Stern from the IDI believes it possible that the breaking of Haredi power over marriage may pave the way eventually for permission to Conservative and Reform rabbis to register marriages. “Once you pluralize a bit, you may think about a second stage of pluralizing,” he commented, saying that while the connection is not direct, psychologically the possibility for change has been opened up.
But the Reform and Conservative movements saw no such opportunity. The executive director of the Israel Movement for Reform and Progressive Judaism, Rabbi Gilad Kariv, told the Forward that he considered the reforms “irrelevant” as they simply realign power within Orthodoxy without giving hope to the cause of religious pluralism. He pointed out that they also offer no solution to thousands of people who are not halachically Jewish and are therefore unable to marry in Israel.

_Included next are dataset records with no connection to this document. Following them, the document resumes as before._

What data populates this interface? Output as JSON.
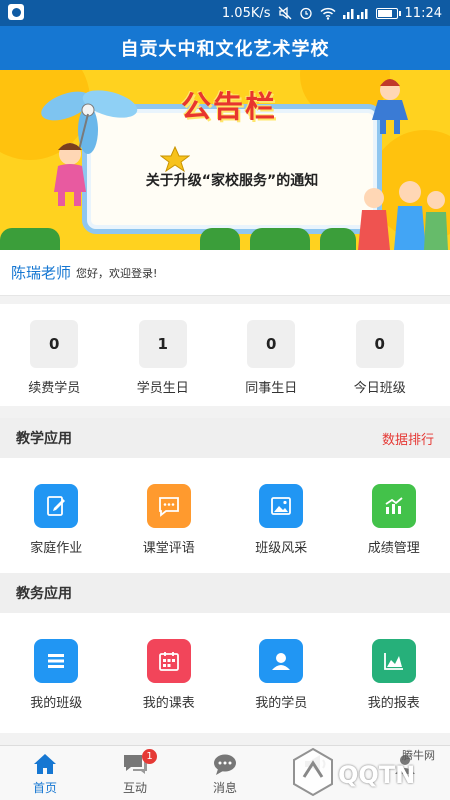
{
  "status_bar": {
    "speed": "1.05K/s",
    "time": "11:24"
  },
  "header": {
    "title": "自贡大中和文化艺术学校"
  },
  "banner": {
    "board_title": "公告栏",
    "notice": "关于升级“家校服务”的通知"
  },
  "greeting": {
    "name": "陈瑞老师",
    "text": "您好，欢迎登录!"
  },
  "stats": [
    {
      "value": "0",
      "label": "续费学员"
    },
    {
      "value": "1",
      "label": "学员生日"
    },
    {
      "value": "0",
      "label": "同事生日"
    },
    {
      "value": "0",
      "label": "今日班级"
    }
  ],
  "teaching": {
    "title": "教学应用",
    "link": "数据排行",
    "items": [
      {
        "label": "家庭作业",
        "icon": "edit-icon",
        "color": "#2196f3"
      },
      {
        "label": "课堂评语",
        "icon": "comment-icon",
        "color": "#ff9a2e"
      },
      {
        "label": "班级风采",
        "icon": "image-icon",
        "color": "#2196f3"
      },
      {
        "label": "成绩管理",
        "icon": "chart-icon",
        "color": "#43c24a"
      }
    ]
  },
  "admin": {
    "title": "教务应用",
    "items": [
      {
        "label": "我的班级",
        "icon": "list-icon",
        "color": "#2196f3"
      },
      {
        "label": "我的课表",
        "icon": "calendar-icon",
        "color": "#f2455a"
      },
      {
        "label": "我的学员",
        "icon": "user-icon",
        "color": "#2196f3"
      },
      {
        "label": "我的报表",
        "icon": "report-icon",
        "color": "#26b07a"
      }
    ]
  },
  "tabs": [
    {
      "label": "首页",
      "icon": "home-icon"
    },
    {
      "label": "互动",
      "icon": "chat-icon",
      "badge": "1"
    },
    {
      "label": "消息",
      "icon": "message-icon"
    },
    {
      "label": "",
      "icon": "megaphone-icon"
    },
    {
      "label": "",
      "icon": "profile-icon"
    }
  ],
  "watermark": {
    "brand": "QQTN",
    "site": "腾牛网"
  },
  "colors": {
    "primary": "#1677d2",
    "status": "#0f5ba3",
    "accent_red": "#e53935"
  }
}
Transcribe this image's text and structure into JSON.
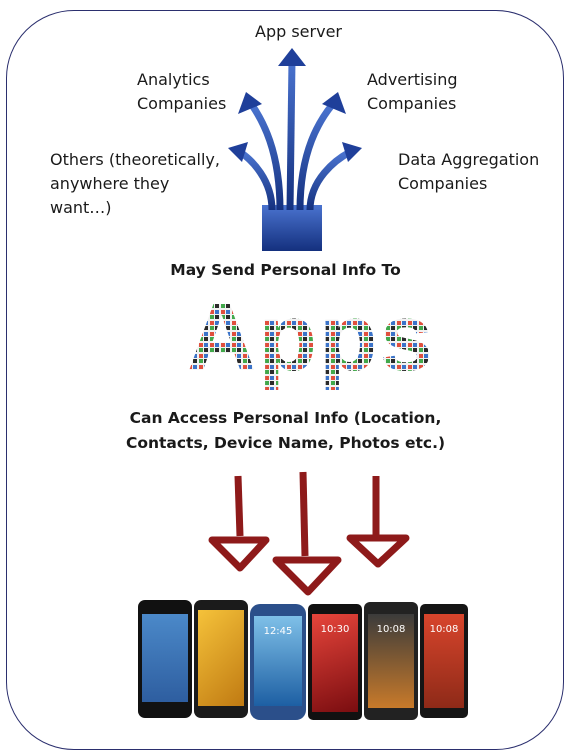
{
  "destinations": {
    "app_server": "App server",
    "analytics": "Analytics\nCompanies",
    "advertising": "Advertising\nCompanies",
    "others": "Others (theoretically,\nanywhere they\nwant…)",
    "data_aggregation": "Data Aggregation\nCompanies"
  },
  "send_caption": "May Send Personal Info To",
  "apps_word": "Apps",
  "access_caption": "Can Access Personal Info (Location,\nContacts, Device Name, Photos etc.)",
  "phones": [
    {
      "screen_text": ""
    },
    {
      "screen_text": ""
    },
    {
      "screen_text": "12:45"
    },
    {
      "screen_text": "10:30"
    },
    {
      "screen_text": "10:08"
    },
    {
      "screen_text": "10:08"
    }
  ],
  "colors": {
    "frame": "#2b2f6e",
    "arrows_up": "#1f3f9a",
    "arrows_down": "#8e1a1a"
  }
}
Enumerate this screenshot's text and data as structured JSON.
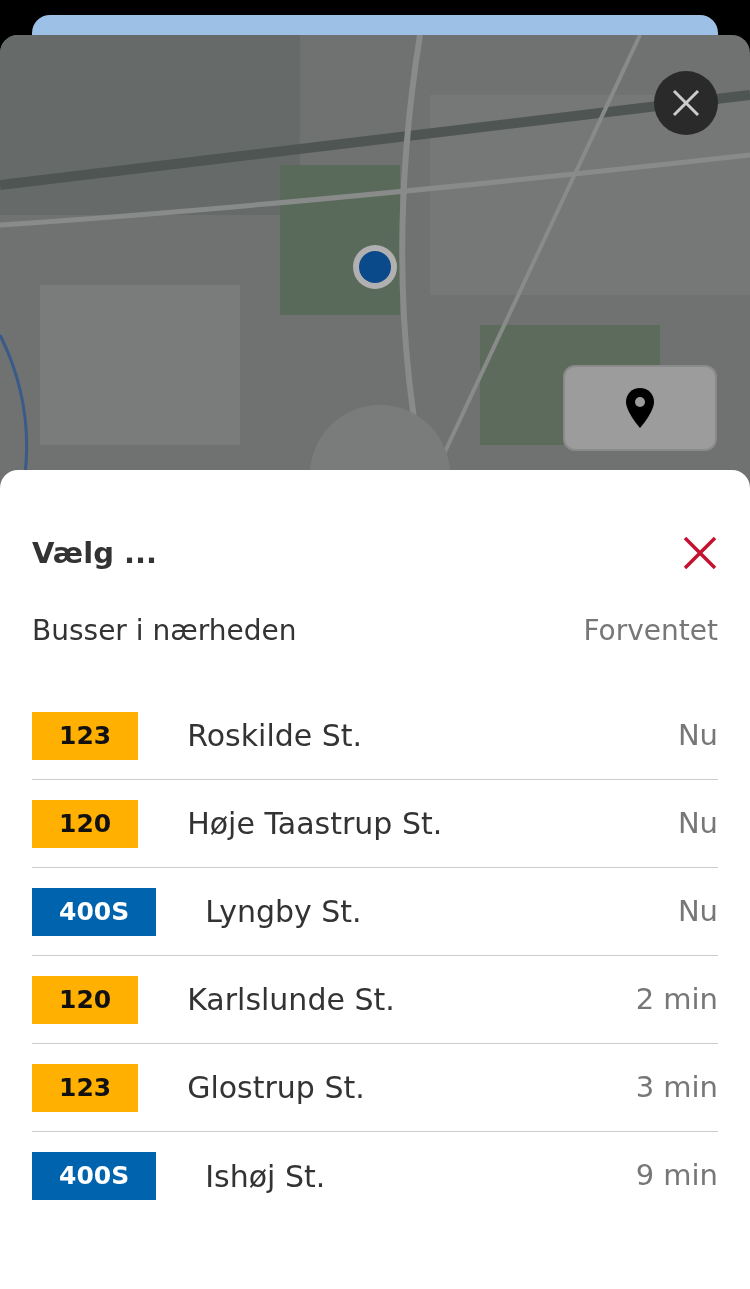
{
  "sheet": {
    "title": "Vælg ...",
    "list_label": "Busser i nærheden",
    "time_label": "Forventet"
  },
  "departures": [
    {
      "line": "123",
      "color": "#ffb000",
      "destination": "Roskilde St.",
      "time": "Nu"
    },
    {
      "line": "120",
      "color": "#ffb000",
      "destination": "Høje Taastrup St.",
      "time": "Nu"
    },
    {
      "line": "400S",
      "color": "#0063ad",
      "destination": "Lyngby St.",
      "time": "Nu"
    },
    {
      "line": "120",
      "color": "#ffb000",
      "destination": "Karlslunde St.",
      "time": "2 min"
    },
    {
      "line": "123",
      "color": "#ffb000",
      "destination": "Glostrup St.",
      "time": "3 min"
    },
    {
      "line": "400S",
      "color": "#0063ad",
      "destination": "Ishøj St.",
      "time": "9 min"
    }
  ]
}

Kariv said that Bennett raised hopes during the election campaign that he would rethink the relationship between state and religion. “If this is the new face of Modern Orthodoxy, then I say it’s a real disappointment,” Kariv commented.
Ben-Porat said that the marriage reform actually weakens the cause of pluralism by making the Orthodox monopoly more acceptable in the eyes of the public, therefore increasing its life expectancy. “The aim of this reform is to keep the Orthodox monopoly alive,” he said.
Contact Nathan Jeffay at firstname.lastname@example.org